TASK TO COMPLETE
When a line in the records contains the string "user", copy that line.

RECORDS FOR THIS EXERCISE
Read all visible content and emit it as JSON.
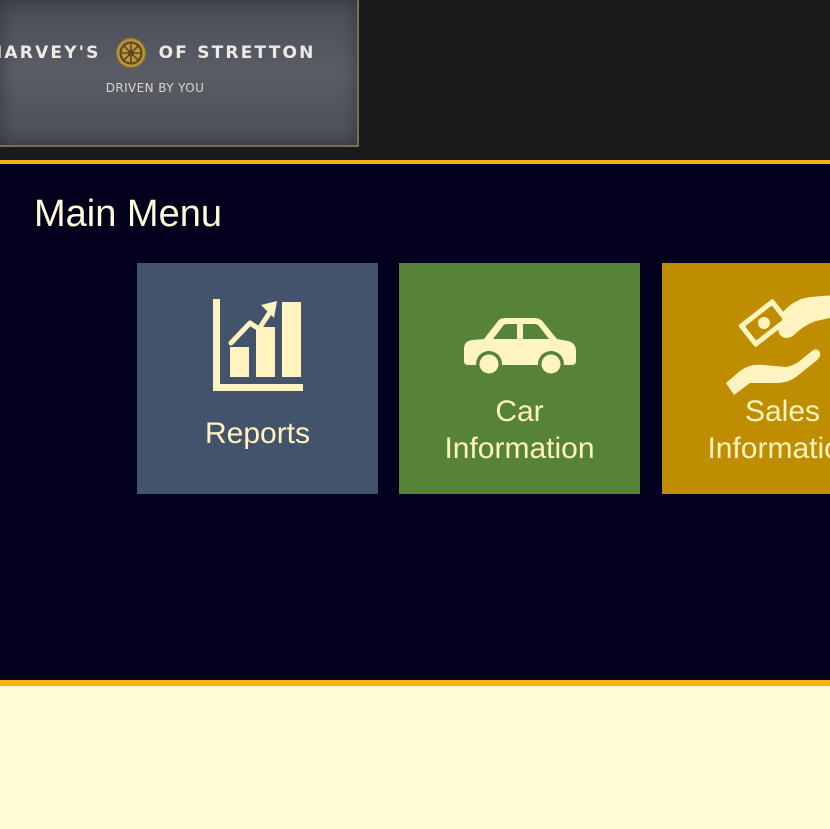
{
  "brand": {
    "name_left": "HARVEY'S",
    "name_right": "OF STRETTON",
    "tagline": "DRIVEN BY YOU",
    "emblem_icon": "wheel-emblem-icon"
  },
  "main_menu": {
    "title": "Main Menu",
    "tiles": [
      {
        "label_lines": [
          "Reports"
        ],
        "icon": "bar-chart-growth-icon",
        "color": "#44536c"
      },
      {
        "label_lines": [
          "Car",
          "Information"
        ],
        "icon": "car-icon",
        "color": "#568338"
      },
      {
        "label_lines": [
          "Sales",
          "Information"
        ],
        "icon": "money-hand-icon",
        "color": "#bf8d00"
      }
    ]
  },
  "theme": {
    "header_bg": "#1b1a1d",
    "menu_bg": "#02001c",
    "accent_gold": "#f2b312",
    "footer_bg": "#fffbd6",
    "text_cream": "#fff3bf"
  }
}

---

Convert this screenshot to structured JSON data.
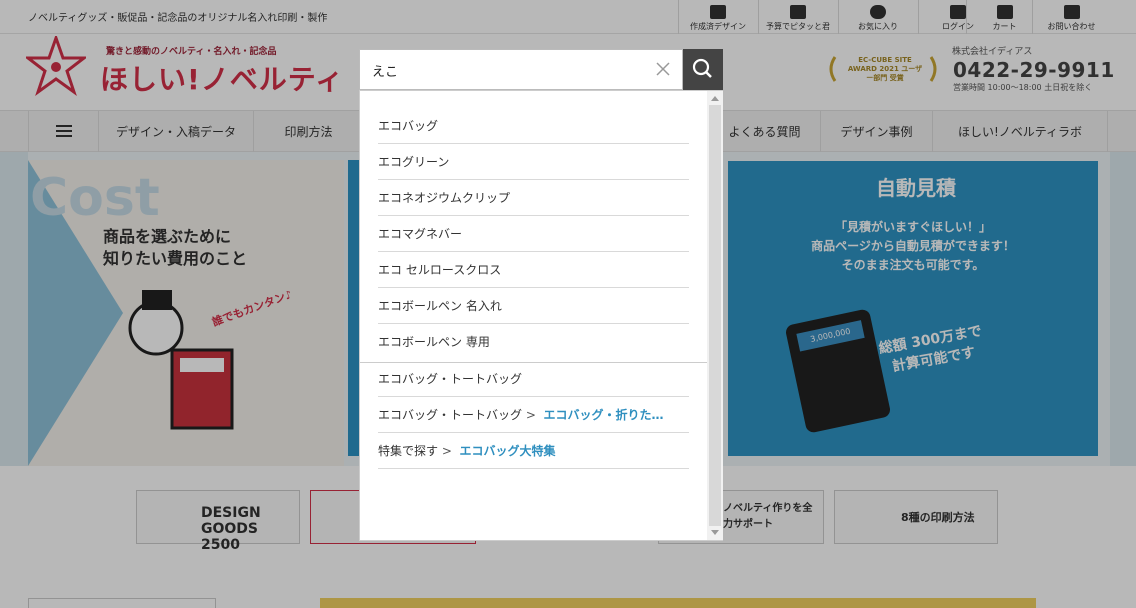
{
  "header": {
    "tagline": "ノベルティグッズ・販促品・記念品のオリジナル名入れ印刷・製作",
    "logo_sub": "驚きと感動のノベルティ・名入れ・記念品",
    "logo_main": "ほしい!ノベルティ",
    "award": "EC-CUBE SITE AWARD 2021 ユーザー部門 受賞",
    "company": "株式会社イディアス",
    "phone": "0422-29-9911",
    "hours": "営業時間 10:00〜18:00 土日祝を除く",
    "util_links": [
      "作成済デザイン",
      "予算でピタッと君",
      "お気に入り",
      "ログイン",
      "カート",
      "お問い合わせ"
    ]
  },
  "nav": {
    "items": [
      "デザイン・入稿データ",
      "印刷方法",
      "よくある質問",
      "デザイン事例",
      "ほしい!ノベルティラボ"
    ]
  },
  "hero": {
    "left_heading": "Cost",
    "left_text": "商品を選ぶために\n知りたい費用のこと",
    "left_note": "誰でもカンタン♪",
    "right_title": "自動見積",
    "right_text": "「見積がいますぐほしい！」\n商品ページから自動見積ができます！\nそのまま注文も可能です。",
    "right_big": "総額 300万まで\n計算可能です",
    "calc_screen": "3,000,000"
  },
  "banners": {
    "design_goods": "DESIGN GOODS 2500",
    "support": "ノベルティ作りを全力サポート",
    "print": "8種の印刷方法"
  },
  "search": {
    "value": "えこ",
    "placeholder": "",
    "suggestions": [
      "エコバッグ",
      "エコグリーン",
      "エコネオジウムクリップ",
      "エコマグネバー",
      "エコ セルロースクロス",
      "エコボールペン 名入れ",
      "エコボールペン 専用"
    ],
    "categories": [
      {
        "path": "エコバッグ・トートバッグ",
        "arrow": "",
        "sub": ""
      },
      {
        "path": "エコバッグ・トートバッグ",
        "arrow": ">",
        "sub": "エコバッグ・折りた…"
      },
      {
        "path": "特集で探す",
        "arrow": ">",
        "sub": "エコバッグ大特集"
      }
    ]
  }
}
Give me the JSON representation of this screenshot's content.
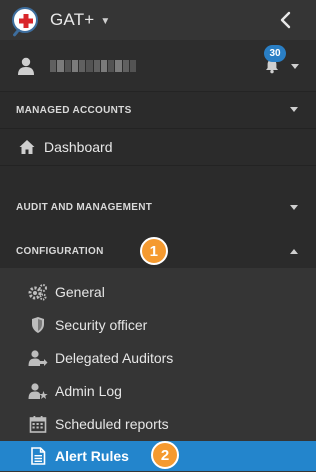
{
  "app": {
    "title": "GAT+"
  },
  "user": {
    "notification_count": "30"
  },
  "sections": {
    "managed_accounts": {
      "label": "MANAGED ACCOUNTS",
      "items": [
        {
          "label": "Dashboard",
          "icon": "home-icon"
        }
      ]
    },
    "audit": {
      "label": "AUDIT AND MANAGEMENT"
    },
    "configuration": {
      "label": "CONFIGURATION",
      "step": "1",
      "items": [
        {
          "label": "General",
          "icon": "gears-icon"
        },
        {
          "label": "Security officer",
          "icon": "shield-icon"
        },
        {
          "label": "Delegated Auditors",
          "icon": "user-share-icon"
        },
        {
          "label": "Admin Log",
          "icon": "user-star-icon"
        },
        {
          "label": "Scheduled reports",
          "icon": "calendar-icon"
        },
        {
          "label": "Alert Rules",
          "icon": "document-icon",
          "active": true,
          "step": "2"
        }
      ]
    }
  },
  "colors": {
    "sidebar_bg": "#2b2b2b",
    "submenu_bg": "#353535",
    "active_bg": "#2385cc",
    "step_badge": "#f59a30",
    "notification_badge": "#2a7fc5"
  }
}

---

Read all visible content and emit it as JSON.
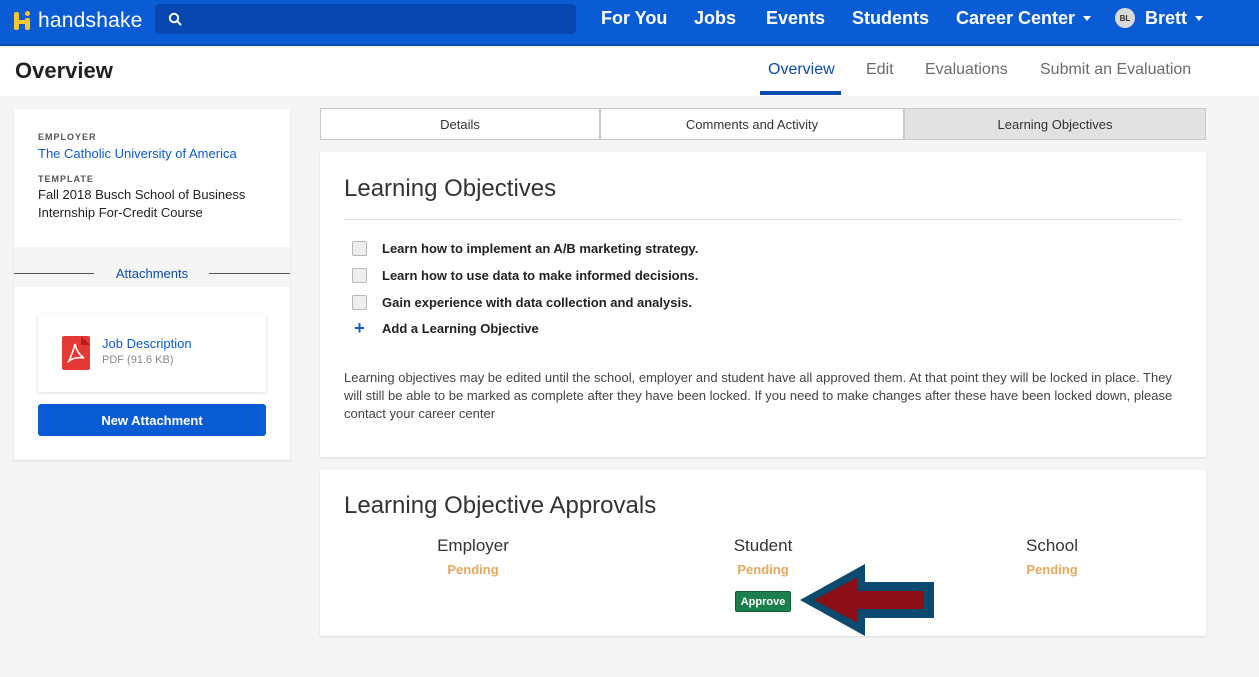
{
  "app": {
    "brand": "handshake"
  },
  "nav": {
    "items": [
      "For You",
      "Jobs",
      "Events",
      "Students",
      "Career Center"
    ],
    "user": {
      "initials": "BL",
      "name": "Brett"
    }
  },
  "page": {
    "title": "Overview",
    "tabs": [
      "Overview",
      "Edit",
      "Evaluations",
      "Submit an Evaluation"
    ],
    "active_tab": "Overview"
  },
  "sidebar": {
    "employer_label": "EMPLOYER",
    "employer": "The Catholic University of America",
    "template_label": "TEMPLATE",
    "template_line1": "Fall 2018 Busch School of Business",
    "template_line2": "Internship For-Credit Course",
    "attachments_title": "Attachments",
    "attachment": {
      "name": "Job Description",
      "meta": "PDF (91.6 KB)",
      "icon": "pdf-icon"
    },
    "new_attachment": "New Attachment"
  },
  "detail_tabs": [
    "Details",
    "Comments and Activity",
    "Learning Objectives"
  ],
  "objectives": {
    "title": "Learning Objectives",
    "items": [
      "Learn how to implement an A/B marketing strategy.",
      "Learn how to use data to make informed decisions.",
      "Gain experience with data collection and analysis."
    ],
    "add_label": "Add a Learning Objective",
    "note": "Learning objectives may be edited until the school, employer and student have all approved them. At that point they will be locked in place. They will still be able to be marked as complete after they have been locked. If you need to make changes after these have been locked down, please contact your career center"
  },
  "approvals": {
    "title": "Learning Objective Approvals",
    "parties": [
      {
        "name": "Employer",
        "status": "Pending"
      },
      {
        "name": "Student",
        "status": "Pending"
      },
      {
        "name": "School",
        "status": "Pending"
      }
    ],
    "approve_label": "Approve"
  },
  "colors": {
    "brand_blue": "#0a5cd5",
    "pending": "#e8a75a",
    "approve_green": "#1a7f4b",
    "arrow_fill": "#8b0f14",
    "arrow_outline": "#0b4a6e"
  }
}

EXPECTED OUTPUT
  "user": {
          "icon": "user-share-icon"
          "icon": "user-star-icon"
    "user": {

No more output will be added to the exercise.